Known mostly through the images like those prominently on display at the Museum of the City of New York’s (MCNY) exhibition “Palaces for the People: Guastavino and the Art of Structural Tile,” the secret hideaway of the Teenage Mutant Ninja Turtles has been glimpsed by a few curious New Yorkers looping around on the #6 train at Brooklyn Bridge Station and explored by a lucky handful of (mostly) New York Transit Museum members. On 06.05.14, presidents and members of AIA’s local New York chapters boarded an empty #6 train and toured the abandoned City Hall Station. Led by the MTA’s affable Frank Klimasz, the tour proved the aphorism “not all subway stations are created equal” correct.
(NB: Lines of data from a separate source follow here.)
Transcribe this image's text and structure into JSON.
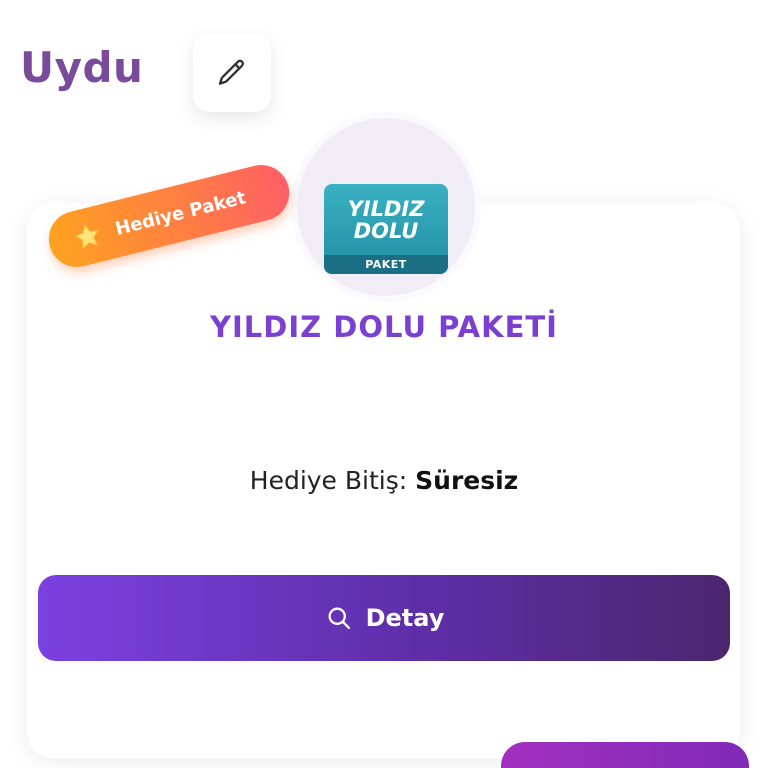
{
  "header": {
    "title": "Uydu",
    "edit_icon": "pencil-icon"
  },
  "package": {
    "badge": {
      "label": "Hediye Paket",
      "icon": "star-icon",
      "colors": [
        "#ffa21f",
        "#ff5f66"
      ]
    },
    "logo": {
      "text": "YILDIZ\nDOLU",
      "strip_text": "PAKET",
      "color": "#2aa0b4"
    },
    "name": "YILDIZ DOLU PAKETİ",
    "expiry_label": "Hediye Bitiş:",
    "expiry_value": "Süresiz",
    "detail_button": {
      "label": "Detay",
      "icon": "search-icon"
    }
  },
  "colors": {
    "title": "#7a4a9b",
    "package_name": "#7b3fd1",
    "button_start": "#7b41e0",
    "button_end": "#4b266e"
  }
}
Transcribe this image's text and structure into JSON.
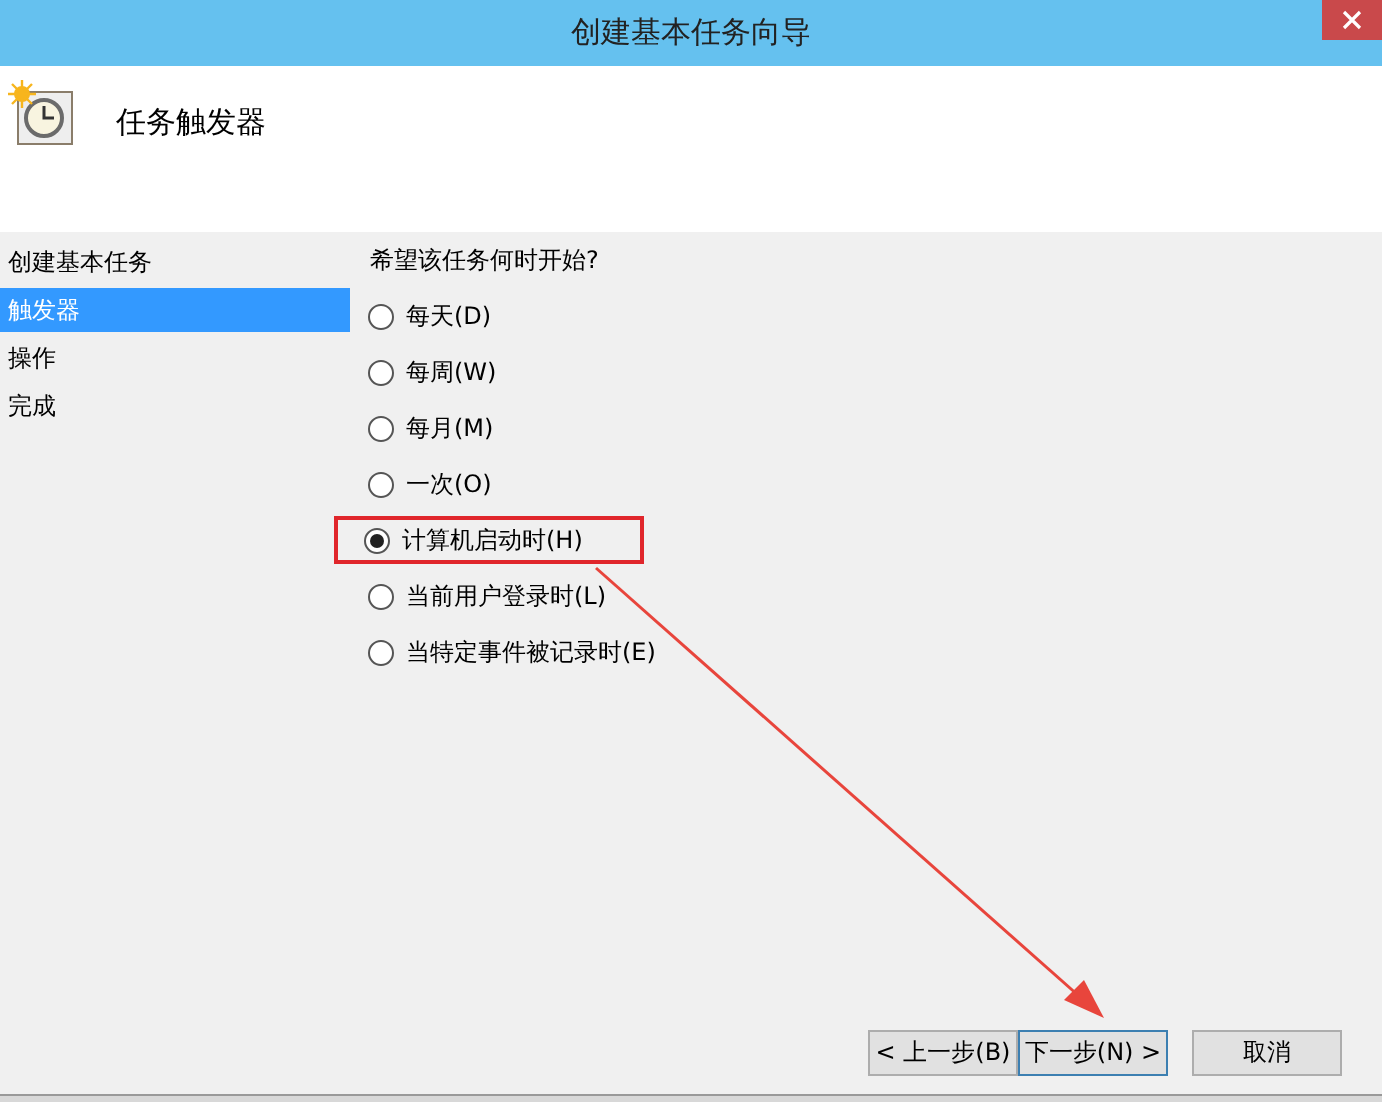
{
  "window": {
    "title": "创建基本任务向导"
  },
  "header": {
    "title": "任务触发器"
  },
  "sidebar": {
    "items": [
      {
        "label": "创建基本任务",
        "selected": false
      },
      {
        "label": "触发器",
        "selected": true
      },
      {
        "label": "操作",
        "selected": false
      },
      {
        "label": "完成",
        "selected": false
      }
    ]
  },
  "question": "希望该任务何时开始?",
  "options": [
    {
      "label": "每天(D)",
      "selected": false,
      "highlighted": false
    },
    {
      "label": "每周(W)",
      "selected": false,
      "highlighted": false
    },
    {
      "label": "每月(M)",
      "selected": false,
      "highlighted": false
    },
    {
      "label": "一次(O)",
      "selected": false,
      "highlighted": false
    },
    {
      "label": "计算机启动时(H)",
      "selected": true,
      "highlighted": true
    },
    {
      "label": "当前用户登录时(L)",
      "selected": false,
      "highlighted": false
    },
    {
      "label": "当特定事件被记录时(E)",
      "selected": false,
      "highlighted": false
    }
  ],
  "buttons": [
    {
      "label": "< 上一步(B)",
      "kind": "back"
    },
    {
      "label": "下一步(N) >",
      "kind": "next"
    },
    {
      "label": "取消",
      "kind": "cancel"
    }
  ]
}
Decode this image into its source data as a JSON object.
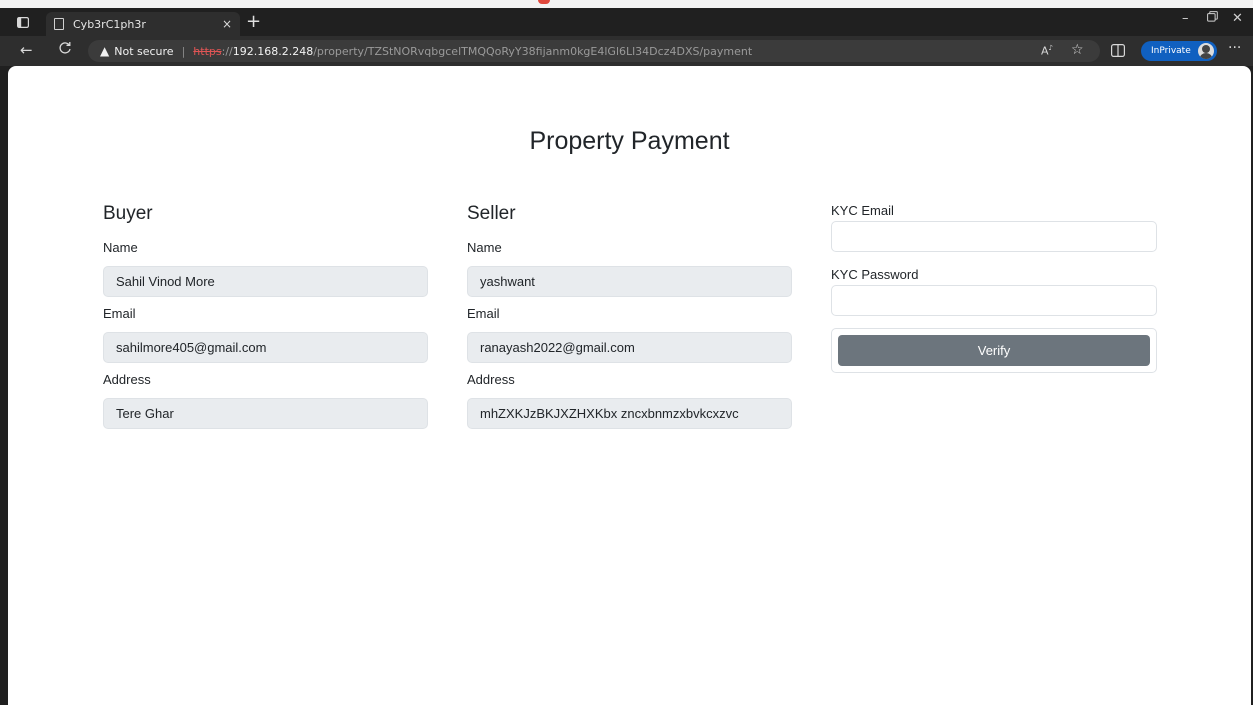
{
  "browser": {
    "tab_title": "Cyb3rC1ph3r",
    "tab_close": "×",
    "new_tab": "+",
    "url": {
      "warning_label": "Not secure",
      "separator": "|",
      "scheme": "https",
      "scheme_sep": "://",
      "host": "192.168.2.248",
      "path": "/property/TZStNORvqbgcelTMQQoRyY38fijanm0kgE4lGl6Ll34Dcz4DXS/payment"
    },
    "inprivate_label": "InPrivate",
    "icons": [
      "tab-actions-icon",
      "back-icon",
      "refresh-icon",
      "read-aloud-icon",
      "favorite-icon",
      "split-screen-icon",
      "more-icon",
      "minimize-icon",
      "maximize-icon",
      "close-icon"
    ]
  },
  "page": {
    "title": "Property Payment",
    "buyer": {
      "heading": "Buyer",
      "name_label": "Name",
      "name": "Sahil Vinod More",
      "email_label": "Email",
      "email": "sahilmore405@gmail.com",
      "address_label": "Address",
      "address": "Tere Ghar"
    },
    "seller": {
      "heading": "Seller",
      "name_label": "Name",
      "name": "yashwant",
      "email_label": "Email",
      "email": "ranayash2022@gmail.com",
      "address_label": "Address",
      "address": "mhZXKJzBKJXZHXKbx zncxbnmzxbvkcxzvc"
    },
    "kyc": {
      "email_label": "KYC Email",
      "email_value": "",
      "password_label": "KYC Password",
      "password_value": "",
      "verify_label": "Verify"
    }
  },
  "colors": {
    "verify_button": "#6c757d",
    "readonly_field": "#e9ecef",
    "inprivate_badge": "#1060c0"
  }
}
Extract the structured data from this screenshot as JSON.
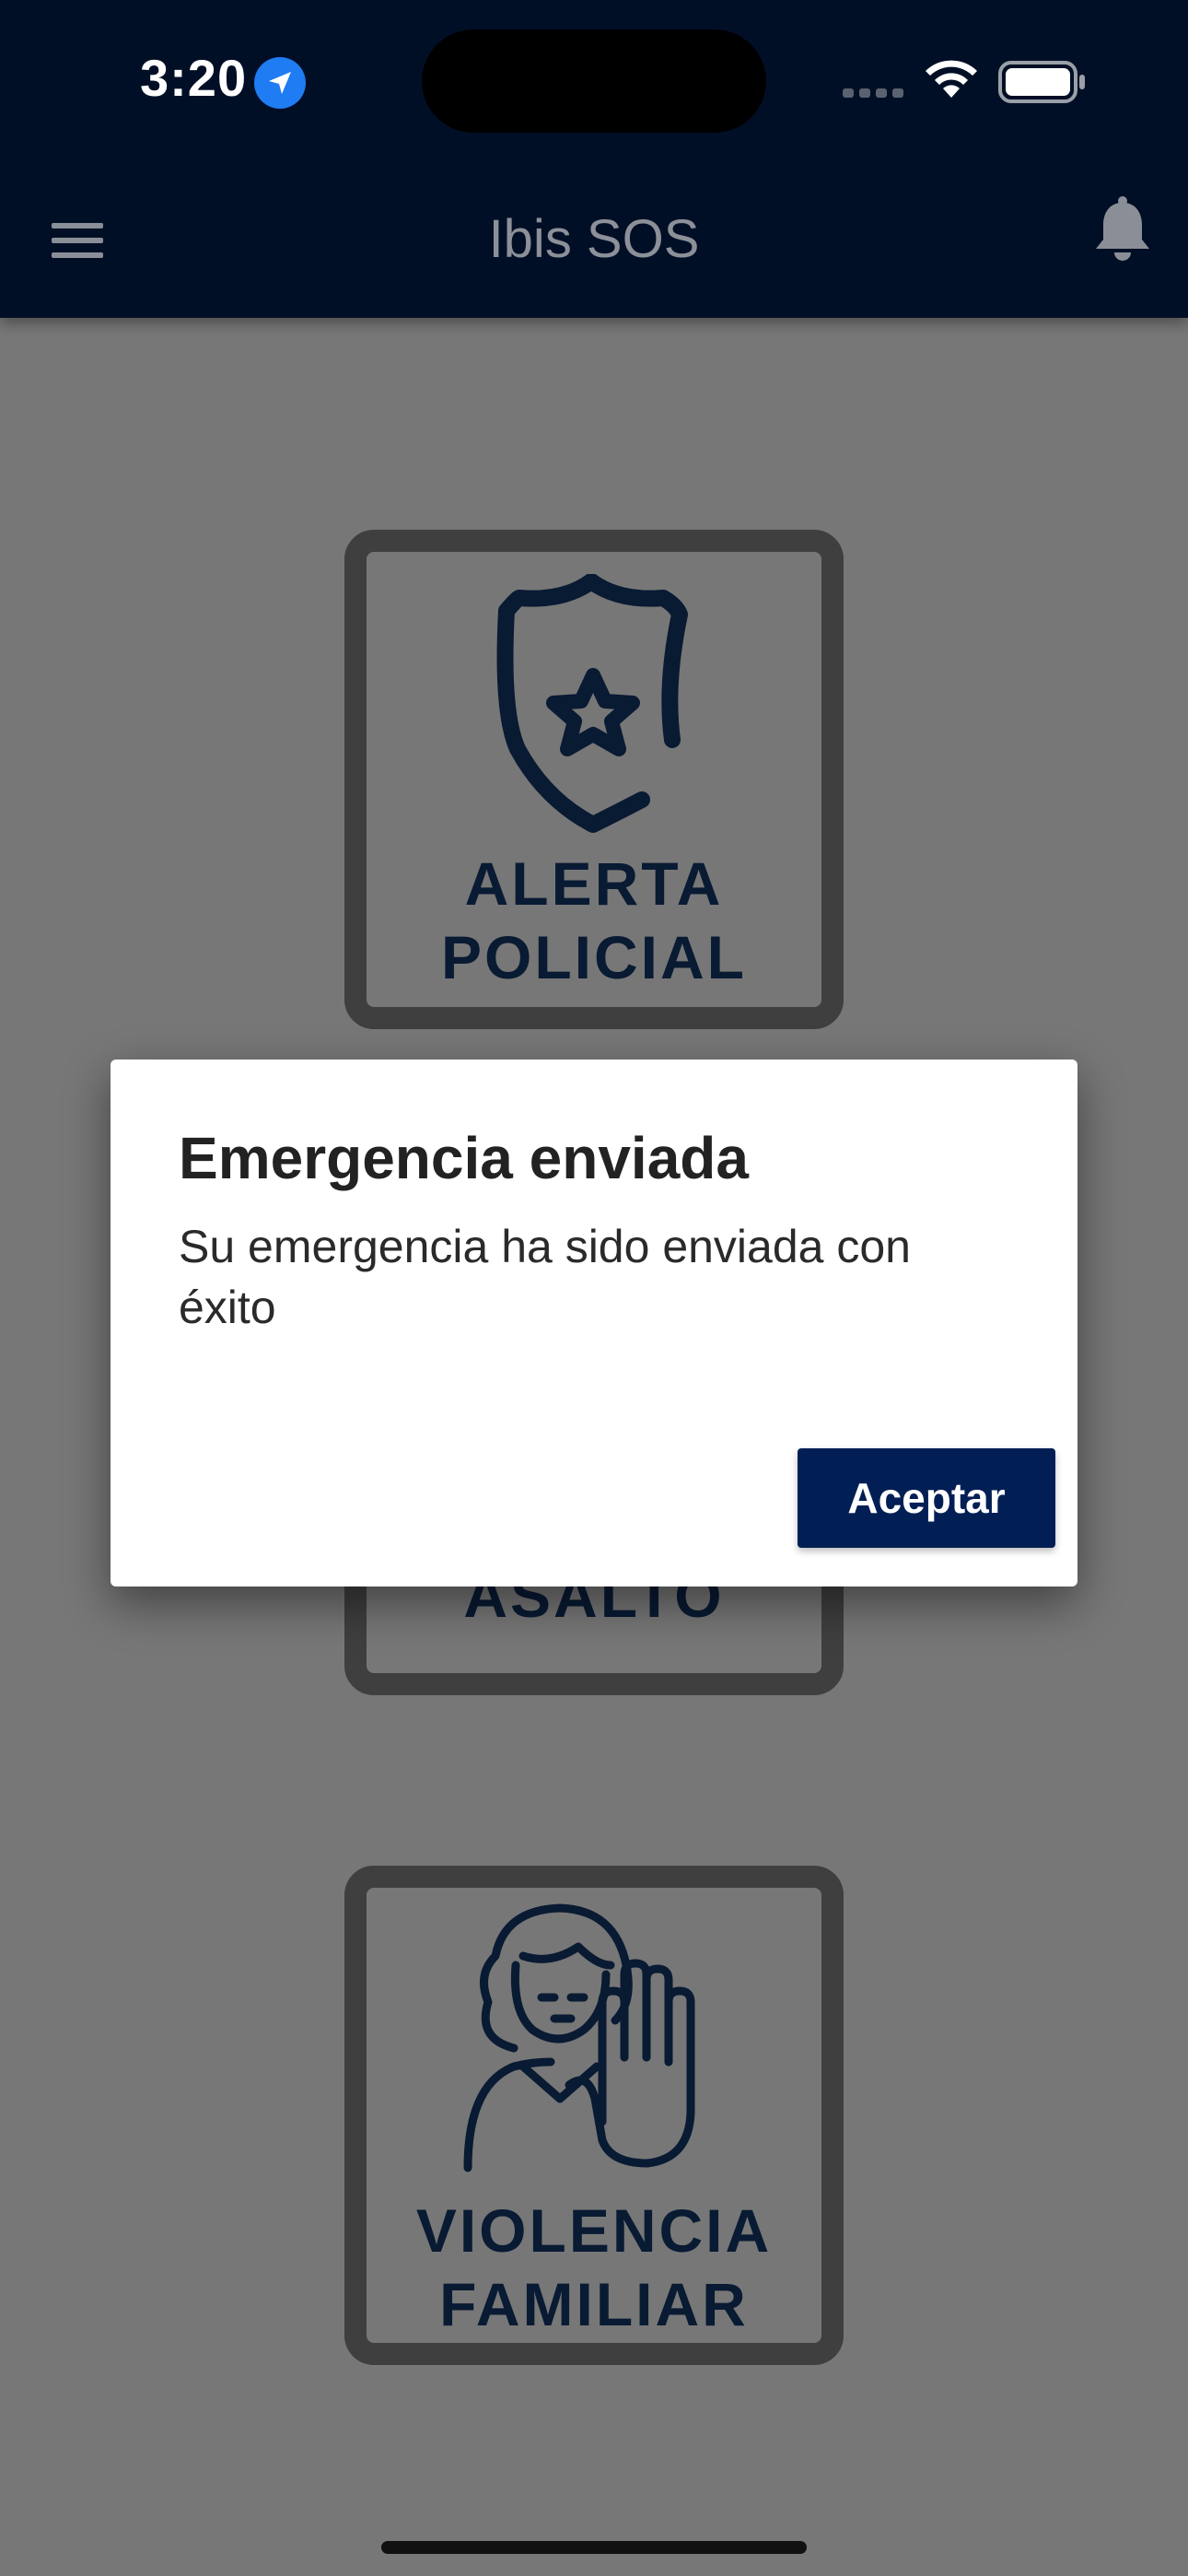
{
  "status_bar": {
    "time": "3:20",
    "icons": [
      "location-arrow-icon",
      "cellular-signal-icon",
      "wifi-icon",
      "battery-icon"
    ]
  },
  "app_bar": {
    "title": "Ibis SOS",
    "left_icon": "hamburger-menu-icon",
    "right_icon": "bell-icon"
  },
  "cards": [
    {
      "label_line1": "ALERTA",
      "label_line2": "POLICIAL",
      "icon": "police-badge-icon"
    },
    {
      "label_line1": "ASALTO",
      "icon": "robbery-icon"
    },
    {
      "label_line1": "VIOLENCIA",
      "label_line2": "FAMILIAR",
      "icon": "woman-stop-hand-icon"
    }
  ],
  "dialog": {
    "title": "Emergencia enviada",
    "body": "Su emergencia ha sido enviada con éxito",
    "button": "Aceptar"
  },
  "colors": {
    "app_bar": "#010f26",
    "overlay_background": "#777777",
    "card_border": "#3f3f3f",
    "icon_navy": "#091a33",
    "button": "#021f55"
  }
}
When City Hall Station opened in 1904, the southern terminus of the Interborough Rapid Transit Company (IRT) was the crown jewel of the nascent system. The nontraditional curved platform is bedecked in tiled green and white archways, once-sparkling chandeliers, and intricate glass skylights that dramatically light the underground space. The plaques that commemorate the construction of the underground train system honor architects Heins & LaFarge of St. John the Divine fame, but omit Rafael Guastavino, MCNY’s unsung hero and the true mastermind behind the station’s design (and, coincidentally, the cathedral’s 12-story vaults). Walking through the station, the collective feeling was one of nostalgia: “Why don’t we have spaces like this anymore?” Continue reading “Behold City Hall Station”
AIA New York State 2014 Albany Lobby Day took place on 04.29.14. With a series of important issues to press, an enthusiastic delegation from AIANY took to the Capitol.
All of our meetings were informative and productive, but our meeting with Assemblymember Deborah Glick was particularly significant because she is chair of the Assembly Higher Education Committee, the committee currently considering passage of the Good Samaritan Act. This legislation would provide protections for architects who volunteer necessary services to the public during disasters and emergencies, as determined by the governor. Following Superstorm Sandy, the need for this legislation was made very apparent when willing architects hesitated to respond without proper protections. This bill needs a final push to get it through the Assembly Higher Education Committee. Continue reading “Lobby from Albany; Learning from Piers”
Many friends were startled to learn that Sarelle Weisberg, FAIA, passed away on 03.29.14. Her levels of energy and enthusiasm, and her very positive outlook on life and its possibilities, were legendary to all who knew her.
I met her in 1960, when we both entered architecture school at Columbia, in the evening program (which no longer exists). Sarelle was taking care of her family, husband Daniel and sons Andrew and Joel, of elementary school age. But that was not enough of a challenge for her.
She became a very stimulating classmate, encouraging others as well as persevering enthusiastically and thoughtfully in her own design work. She produced some excellent projects, and won a William Kinne Fellowship in 1965. Sarelle graduated in 1966 with a B.Arch. degree, which was later converted to an M.Arch. degree when Columbia reorganized its curriculum. Continue reading “In Memoriam: Sarelle Weisberg, FAIA”
The line of people that stretched down LaGuardia Place to attend “Cities by Water: Solutions from Copenhagen and New York” on 04.08.14 was a testament to the fact that in the wake of Hurricane Sandy, New Yorkers have become acutely aware of the threat that climate change poses to their city. The program, related to the “Copenhagen Solutions” exhibition currently on view at the Center for Architecture, compared and contrasted approaches to the water-related challenges facing New York and Copenhagen.
Bjarke Ingels, founder of the Copenhagen- and New York-based architectural firm Bjarke Ingels Group (BIG), and Tina Saaby, City Architect of Copenhagen, fielded the first questions posed by AIANY Executive Director Rick Bell, FAIA, who guided the evening’s discussion. Bell asked Ingels and Saaby to comment on the extent to which political leadership, policy, and the relationship between the public and private sectors determines what is possible in Copenhagen. Saaby explained that in Copenhagen there is both a top-down and bottom-up approach implemented simultaneously, resulting in long-term visions for city planning coupled with short-term actions. Continue reading “Cities by Water: Solutions from Copenhagen and New York”
The AIA has been selected as a nominee for the 18th Annual Webby Awards in recognition of the Voice of the Architect app, on which AIANY and AIA National collaborated. Voting for the People’s Voice Award is open to the public through 04.24.14!… Continue reading “Names in the News”
2014 OCULUS Editorial Calendar
The Oculus 2014 Editorial Calendar has been set. If you are an architect by training, or see yourself as an astute observer of New York’s architectural and planning scene, Oculus wants to hear from you! Projects/topics may be anywhere, but architects must be New York-based. Please submit story ideas by the deadlines indicated below to Kristen Richards, Hon. AIA, Hon. ASLA: kristen@ArchNewsNow.com.
Submit story ideas by April 30, 2014
Emerging Skyline / Evolving Street
Submit story ideas by July 14, 2014 Continue reading “New Deadlines”